*SUPPLIED ENTRIES*:
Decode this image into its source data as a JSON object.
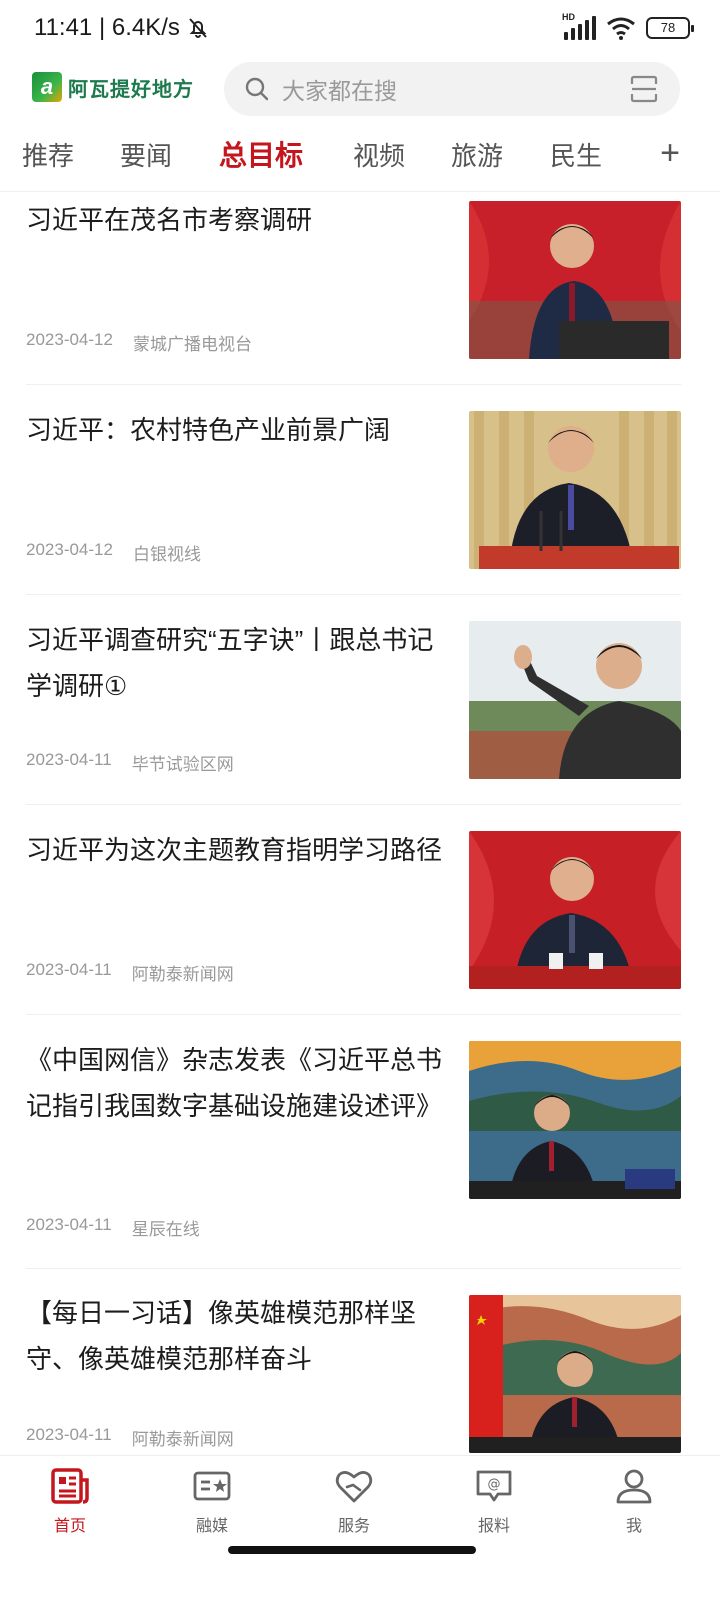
{
  "status_bar": {
    "time_speed": "11:41 | 6.4K/s",
    "battery": "78",
    "icons": [
      "bell-off-icon",
      "hd-signal-icon",
      "wifi-icon",
      "battery-icon"
    ]
  },
  "header": {
    "logo_mark": "a",
    "logo_text": "阿瓦提好地方",
    "search_placeholder": "大家都在搜"
  },
  "tabs": {
    "items": [
      {
        "label": "推荐",
        "active": false
      },
      {
        "label": "要闻",
        "active": false
      },
      {
        "label": "总目标",
        "active": true
      },
      {
        "label": "视频",
        "active": false
      },
      {
        "label": "旅游",
        "active": false
      },
      {
        "label": "民生",
        "active": false
      }
    ],
    "add_label": "+"
  },
  "articles": [
    {
      "title": "习近平在茂名市考察调研",
      "date": "2023-04-12",
      "source": "蒙城广播电视台"
    },
    {
      "title": "习近平：农村特色产业前景广阔",
      "date": "2023-04-12",
      "source": "白银视线"
    },
    {
      "title": "习近平调查研究“五字诀”丨跟总书记学调研①",
      "date": "2023-04-11",
      "source": "毕节试验区网"
    },
    {
      "title": "习近平为这次主题教育指明学习路径",
      "date": "2023-04-11",
      "source": "阿勒泰新闻网"
    },
    {
      "title": "《中国网信》杂志发表《习近平总书记指引我国数字基础设施建设述评》",
      "date": "2023-04-11",
      "source": "星辰在线"
    },
    {
      "title": "【每日一习话】像英雄模范那样坚守、像英雄模范那样奋斗",
      "date": "2023-04-11",
      "source": "阿勒泰新闻网"
    }
  ],
  "bottom_nav": {
    "items": [
      {
        "label": "首页",
        "icon": "newspaper-icon",
        "active": true
      },
      {
        "label": "融媒",
        "icon": "media-icon",
        "active": false
      },
      {
        "label": "服务",
        "icon": "heart-service-icon",
        "active": false
      },
      {
        "label": "报料",
        "icon": "report-icon",
        "active": false
      },
      {
        "label": "我",
        "icon": "user-icon",
        "active": false
      }
    ]
  },
  "colors": {
    "accent": "#c4161c",
    "text": "#1c1c1c",
    "meta": "#999999",
    "search_bg": "#f2f2f2"
  }
}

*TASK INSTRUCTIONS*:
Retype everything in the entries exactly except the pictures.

*RESPONSE TO THE TASK*:
Decode this image into its source data as a JSON object.
{
  "status_bar": {
    "time_speed": "11:41 | 6.4K/s",
    "battery": "78",
    "icons": [
      "bell-off-icon",
      "hd-signal-icon",
      "wifi-icon",
      "battery-icon"
    ]
  },
  "header": {
    "logo_mark": "a",
    "logo_text": "阿瓦提好地方",
    "search_placeholder": "大家都在搜"
  },
  "tabs": {
    "items": [
      {
        "label": "推荐",
        "active": false
      },
      {
        "label": "要闻",
        "active": false
      },
      {
        "label": "总目标",
        "active": true
      },
      {
        "label": "视频",
        "active": false
      },
      {
        "label": "旅游",
        "active": false
      },
      {
        "label": "民生",
        "active": false
      }
    ],
    "add_label": "+"
  },
  "articles": [
    {
      "title": "习近平在茂名市考察调研",
      "date": "2023-04-12",
      "source": "蒙城广播电视台"
    },
    {
      "title": "习近平：农村特色产业前景广阔",
      "date": "2023-04-12",
      "source": "白银视线"
    },
    {
      "title": "习近平调查研究“五字诀”丨跟总书记学调研①",
      "date": "2023-04-11",
      "source": "毕节试验区网"
    },
    {
      "title": "习近平为这次主题教育指明学习路径",
      "date": "2023-04-11",
      "source": "阿勒泰新闻网"
    },
    {
      "title": "《中国网信》杂志发表《习近平总书记指引我国数字基础设施建设述评》",
      "date": "2023-04-11",
      "source": "星辰在线"
    },
    {
      "title": "【每日一习话】像英雄模范那样坚守、像英雄模范那样奋斗",
      "date": "2023-04-11",
      "source": "阿勒泰新闻网"
    }
  ],
  "bottom_nav": {
    "items": [
      {
        "label": "首页",
        "icon": "newspaper-icon",
        "active": true
      },
      {
        "label": "融媒",
        "icon": "media-icon",
        "active": false
      },
      {
        "label": "服务",
        "icon": "heart-service-icon",
        "active": false
      },
      {
        "label": "报料",
        "icon": "report-icon",
        "active": false
      },
      {
        "label": "我",
        "icon": "user-icon",
        "active": false
      }
    ]
  },
  "colors": {
    "accent": "#c4161c",
    "text": "#1c1c1c",
    "meta": "#999999",
    "search_bg": "#f2f2f2"
  }
}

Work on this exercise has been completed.